Firstly, we have seen that the SEPA Instant Payment can replace bank card or cheque payments. For companies working B2C, this is an opportunity to improve their collections: reducing the processing time for cheques, securing payments, removing the intermediary costs for payment cards, and more.
In addition, Instant Payment allows transfers to be sent and received instantly all year round, compared to 24 to 48 hours as is the case now. The positive effect on cash management for companies is easy to see, especially in getting rid of the ‘cut-offs’, managing cash flows in real time or even for controlling cash management on a daily basis. Delays in payment and the risk of non-payment may decrease, and deliveries on receipt of payment will arrive faster.
Finally, as a pan-European system, one could also imagine that the Instant Payment will simplify and therefore increase trade between countries in the SEPA area.
However, the ceiling of €15,000 per instant payment transaction may deter corporates, although this should quickly change as some countries within the zone are already planning to remove this barrier.
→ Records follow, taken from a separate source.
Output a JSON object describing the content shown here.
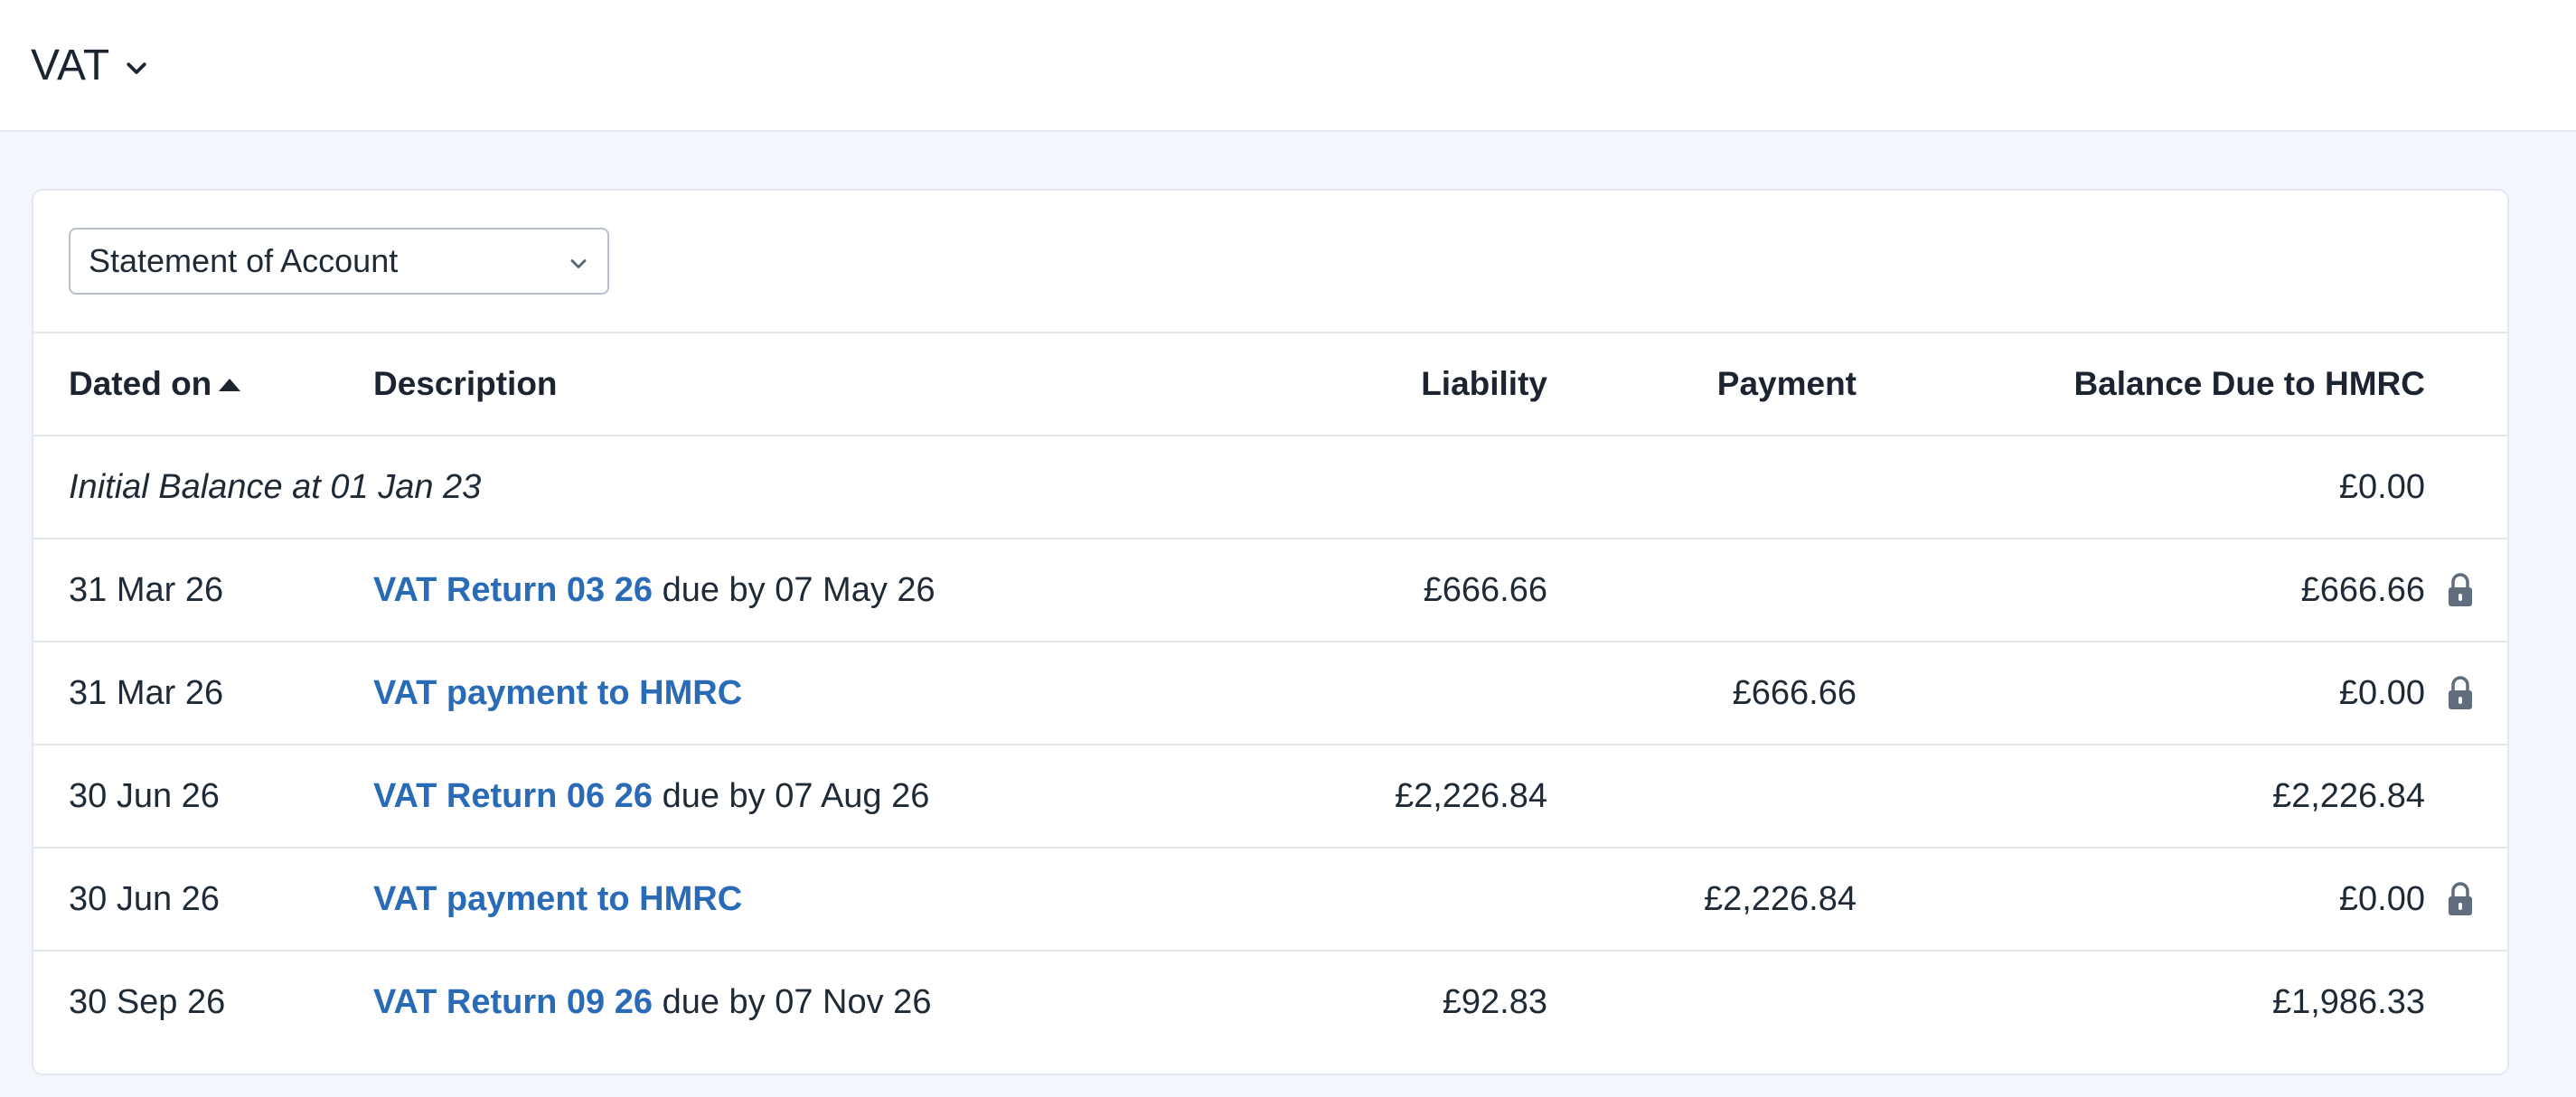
{
  "header": {
    "title": "VAT"
  },
  "filter": {
    "selected": "Statement of Account"
  },
  "table": {
    "columns": {
      "date": "Dated on",
      "description": "Description",
      "liability": "Liability",
      "payment": "Payment",
      "balance": "Balance Due to HMRC"
    },
    "initial": {
      "label": "Initial Balance at 01 Jan 23",
      "balance": "£0.00"
    },
    "rows": [
      {
        "date": "31 Mar 26",
        "link": "VAT Return 03 26",
        "suffix": " due by 07 May 26",
        "liability": "£666.66",
        "payment": "",
        "balance": "£666.66",
        "locked": true
      },
      {
        "date": "31 Mar 26",
        "link": "VAT payment to HMRC",
        "suffix": "",
        "liability": "",
        "payment": "£666.66",
        "balance": "£0.00",
        "locked": true
      },
      {
        "date": "30 Jun 26",
        "link": "VAT Return 06 26",
        "suffix": " due by 07 Aug 26",
        "liability": "£2,226.84",
        "payment": "",
        "balance": "£2,226.84",
        "locked": false
      },
      {
        "date": "30 Jun 26",
        "link": "VAT payment to HMRC",
        "suffix": "",
        "liability": "",
        "payment": "£2,226.84",
        "balance": "£0.00",
        "locked": true
      },
      {
        "date": "30 Sep 26",
        "link": "VAT Return 09 26",
        "suffix": " due by 07 Nov 26",
        "liability": "£92.83",
        "payment": "",
        "balance": "£1,986.33",
        "locked": false
      }
    ]
  },
  "icons": {
    "title_dropdown": "chevron-down-icon",
    "select_caret": "chevron-down-icon",
    "sort": "sort-ascending-icon",
    "lock": "lock-icon"
  },
  "colors": {
    "link": "#2a6bb8",
    "background": "#f3f7fd",
    "border": "#e3e8ef"
  }
}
For the software publisher Exalog, B2B instant payments are still in the development stage, but their importance is clear as Thierry Cohen, Sales Director, explains:
“It is a payment method for companies which you need to keep an eye on, as it will definitely grow in importance. Once the limits on Instant Payment have been lifted, companies will start using it a lot more. For the time being it is better suited to B2C, but that will change.”
Today, the payment providers are still deciding how to structure their new services involving Instant Payment. As soon as the market becomes a bit more mature, companies should be able to gain plenty of benefits by using it to pay salaries, suppliers, etc.
As for SWIFT gpi, the benefits of a fast payment outlined above apply just as much, especially the improvement in cash management. Companies will also benefit from a real-time overview of the status of their transactions. In this way, cash managers will know exactly when their suppliers receive their payments, and the excuse of a late receipt of payment will no longer be available to delay dispatching goods, which should improve delivery times.
Let’s also not forget that this system provides visibility in terms of the fees applied by each intermediary bank. Thanks to this information, a company that wants to reduce its costs will be able to ask its own bank to stop working with a certain banking partner that is ‘too greedy’. This transparency also applies to processing times which will now be visible to everyone, for every step of the payment, and this will encourage all those involved to reduce the time they hold onto the funds.
Finally, thanks to SWIFT gpi and the information provided by the tracking reference, cash managers will no longer need to contact their bank to find out where their payments have got to. This represents a time saving and a reduction in tracking and investigation costs for both the companies and the banks they work with.
However, companies will have to wait a little longer before enjoying all the benefits of SWIFT gpi. For the time being, information about payments can only be viewed on certain banks’ portals. Meanwhile, the publication of end-to-end gpi movements, including their tracking information, in ERP systems is still in the pilot phase. Last but not least, SWIFT needs to convince more banks to join the project, especially in South America, Africa and South-East Asia, where cover is still embryonic. “The so-called ‘exotic’ countries make life complicated for cash managers who want to make cross-border payments. In these countries, the benefits of having gpi are compounded”, explains Thierry Cohen of Exalog.
One thing is sure – the SWIFT gpi and Instant Payment services both offer clear and significant benefits for payments within Europe and internationally. We will see over the next few months where the market positions these two innovations. Watch this space…